But farmers in Humboldt County said their workers will end up losing out and make less money as farmers look toward adding more equipment and employees to their operations to avoid paying overtime.
“There is only a certain pay level that you can pay farmers’ workers and still stay in business,” MaryAnn Renner of Diamond Dairy in Ferndale said.
Renner said the overtime will force farmers to hire more workers to avoid longer shifts and overtime.
“You’ll just have to decrease the number of hours or hire more employees,” she said, adding that the lower threshold for overtime pay will mean that employees that worked 60 hours a week in the past will receive a lighter pay check at the end of the month when they cap at 40 hours.
About 419,500 agricultural workers will be affected by the new overtime law, according to the state Office of Employment and Labor Statistics, which said the numbers were very rough estimates based on the 2015 reports — the last year for which data is available. Further complicating accurate estimates are farmworkers’ mobility, immigration status, and the seasonal, short-term nature of their work.
An estimated 178,400 of the total agricultural workforce tended to work during crop seasons.
Humboldt County farmers said those seasonal workers were the most likely to work overtime because, traditionally, farm workers have worked longer hours to compensate for the short work period, which lasts for as long as the harvest each season.
Blake Alexandre, who operates two farms in Humboldt County and one in Del Norte County, said workers prefer to take the longer shifts during harvest season because it means they can save the money during periods of inactivity when they might not be working.

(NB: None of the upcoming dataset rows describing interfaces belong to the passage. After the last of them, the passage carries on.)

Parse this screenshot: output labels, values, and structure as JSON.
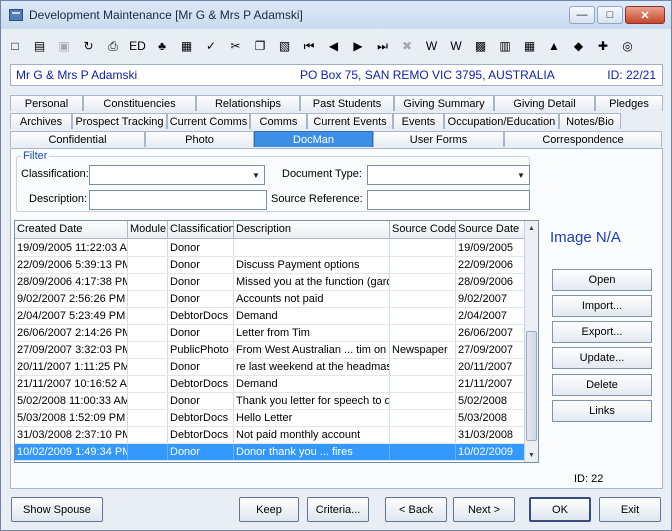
{
  "window": {
    "title": "Development Maintenance  [Mr G & Mrs P Adamski]",
    "min": "—",
    "max": "□",
    "close": "✕"
  },
  "toolbar": {
    "icons": [
      {
        "name": "new-icon",
        "glyph": "□",
        "grey": false
      },
      {
        "name": "open-folder-icon",
        "glyph": "▤",
        "grey": false
      },
      {
        "name": "save-icon",
        "glyph": "▣",
        "grey": true
      },
      {
        "name": "refresh-icon",
        "glyph": "↻",
        "grey": false
      },
      {
        "name": "print-icon",
        "glyph": "⎙",
        "grey": false
      },
      {
        "name": "edit-icon",
        "glyph": "ED",
        "grey": false
      },
      {
        "name": "tree-icon",
        "glyph": "♣",
        "grey": false
      },
      {
        "name": "calculator-icon",
        "glyph": "▦",
        "grey": false
      },
      {
        "name": "spellcheck-icon",
        "glyph": "✓",
        "grey": false
      },
      {
        "name": "cut-icon",
        "glyph": "✂",
        "grey": false
      },
      {
        "name": "copy-icon",
        "glyph": "❐",
        "grey": false
      },
      {
        "name": "paste-icon",
        "glyph": "▧",
        "grey": false
      },
      {
        "name": "first-record-icon",
        "glyph": "⏮",
        "grey": false
      },
      {
        "name": "previous-record-icon",
        "glyph": "◀",
        "grey": false
      },
      {
        "name": "next-record-icon",
        "glyph": "▶",
        "grey": false
      },
      {
        "name": "last-record-icon",
        "glyph": "⏭",
        "grey": false
      },
      {
        "name": "delete-icon",
        "glyph": "✖",
        "grey": true
      },
      {
        "name": "word-icon",
        "glyph": "W",
        "grey": false
      },
      {
        "name": "word-doc-icon",
        "glyph": "W",
        "grey": false
      },
      {
        "name": "excel-icon",
        "glyph": "▩",
        "grey": false
      },
      {
        "name": "clipboard-icon",
        "glyph": "▥",
        "grey": false
      },
      {
        "name": "calendar-icon",
        "glyph": "▦",
        "grey": false
      },
      {
        "name": "alert-icon",
        "glyph": "▲",
        "grey": false
      },
      {
        "name": "tag-icon",
        "glyph": "◆",
        "grey": false
      },
      {
        "name": "add-user-icon",
        "glyph": "✚",
        "grey": false
      },
      {
        "name": "preview-icon",
        "glyph": "◎",
        "grey": false
      }
    ]
  },
  "info": {
    "name": "Mr G & Mrs P Adamski",
    "address": "PO Box 75, SAN REMO VIC 3795, AUSTRALIA",
    "id": "ID: 22/21"
  },
  "tabs": {
    "row1": [
      "Personal",
      "Constituencies",
      "Relationships",
      "Past Students",
      "Giving Summary",
      "Giving Detail",
      "Pledges"
    ],
    "row2": [
      "Archives",
      "Prospect Tracking",
      "Current Comms",
      "Comms",
      "Current Events",
      "Events",
      "Occupation/Education",
      "Notes/Bio"
    ],
    "row3": [
      "Confidential",
      "Photo",
      "DocMan",
      "User Forms",
      "Correspondence"
    ],
    "active": "DocMan"
  },
  "filter": {
    "legend": "Filter",
    "classification_label": "Classification:",
    "classification_value": "",
    "doc_type_label": "Document Type:",
    "doc_type_value": "",
    "description_label": "Description:",
    "description_value": "",
    "source_ref_label": "Source Reference:",
    "source_ref_value": ""
  },
  "grid": {
    "columns": [
      "Created Date",
      "Module",
      "Classification",
      "Description",
      "Source Code",
      "Source Date"
    ],
    "rows": [
      [
        "19/09/2005 11:22:03 A",
        "",
        "Donor",
        "",
        "",
        "19/09/2005"
      ],
      [
        "22/09/2006 5:39:13 PM",
        "",
        "Donor",
        "Discuss Payment options",
        "",
        "22/09/2006"
      ],
      [
        "28/09/2006 4:17:38 PM",
        "",
        "Donor",
        "Missed you at the function (gard",
        "",
        "28/09/2006"
      ],
      [
        "9/02/2007 2:56:26 PM",
        "",
        "Donor",
        "Accounts not paid",
        "",
        "9/02/2007"
      ],
      [
        "2/04/2007 5:23:49 PM",
        "",
        "DebtorDocs",
        "Demand",
        "",
        "2/04/2007"
      ],
      [
        "26/06/2007 2:14:26 PM",
        "",
        "Donor",
        "Letter from Tim",
        "",
        "26/06/2007"
      ],
      [
        "27/09/2007 3:32:03 PM",
        "",
        "PublicPhoto",
        "From West Australian ... tim on",
        "Newspaper",
        "27/09/2007"
      ],
      [
        "20/11/2007 1:11:25 PM",
        "",
        "Donor",
        "re last weekend at the headmas",
        "",
        "20/11/2007"
      ],
      [
        "21/11/2007 10:16:52 A",
        "",
        "DebtorDocs",
        "Demand",
        "",
        "21/11/2007"
      ],
      [
        "5/02/2008 11:00:33 AM",
        "",
        "Donor",
        "Thank you letter for speech to d",
        "",
        "5/02/2008"
      ],
      [
        "5/03/2008 1:52:09 PM",
        "",
        "DebtorDocs",
        "Hello Letter",
        "",
        "5/03/2008"
      ],
      [
        "31/03/2008 2:37:10 PM",
        "",
        "DebtorDocs",
        "Not paid monthly account",
        "",
        "31/03/2008"
      ],
      [
        "10/02/2009 1:49:34 PM",
        "",
        "Donor",
        "Donor thank you ... fires",
        "",
        "10/02/2009"
      ]
    ],
    "selected_row": 12
  },
  "side": {
    "image_na": "Image N/A",
    "open": "Open",
    "import": "Import...",
    "export": "Export...",
    "update": "Update...",
    "delete": "Delete",
    "links": "Links",
    "id_label": "ID:  22"
  },
  "bottom": {
    "show_spouse": "Show Spouse",
    "keep": "Keep",
    "criteria": "Criteria...",
    "back": "< Back",
    "next": "Next >",
    "ok": "OK",
    "exit": "Exit"
  }
}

“They have to work while the sun is still shining,” Alexandre said. “… They often like to work six days a week or work 10- or 12-hour shifts to accumulate the hours while the weather is good.”
John Vevoda of Vevoda Dairy in Ferndale agreed but said he might not be able to hire the extra workers, so he’ll have to rely on advances in farm technology to keep up with the demands of his farm. He said farmworkers aren’t easy to come by, so replacing them won’t be easy.
“It will be difficult to find more; people don’t wont want to do the work,” he said.
Alexandre and Renner agreed, even though they both said their plans was still to look for more workers, and said lawmakers ended up reducing the total income farmworkers could earn since farmers will not have the budgets to let them work the extra hours at time-and-a-half rate.
“They don’t care about working 60 or 40 hours; they care about their check and their take-home pay,” she said. “And, they’ll end up not making more only because they aren’t allowed to.”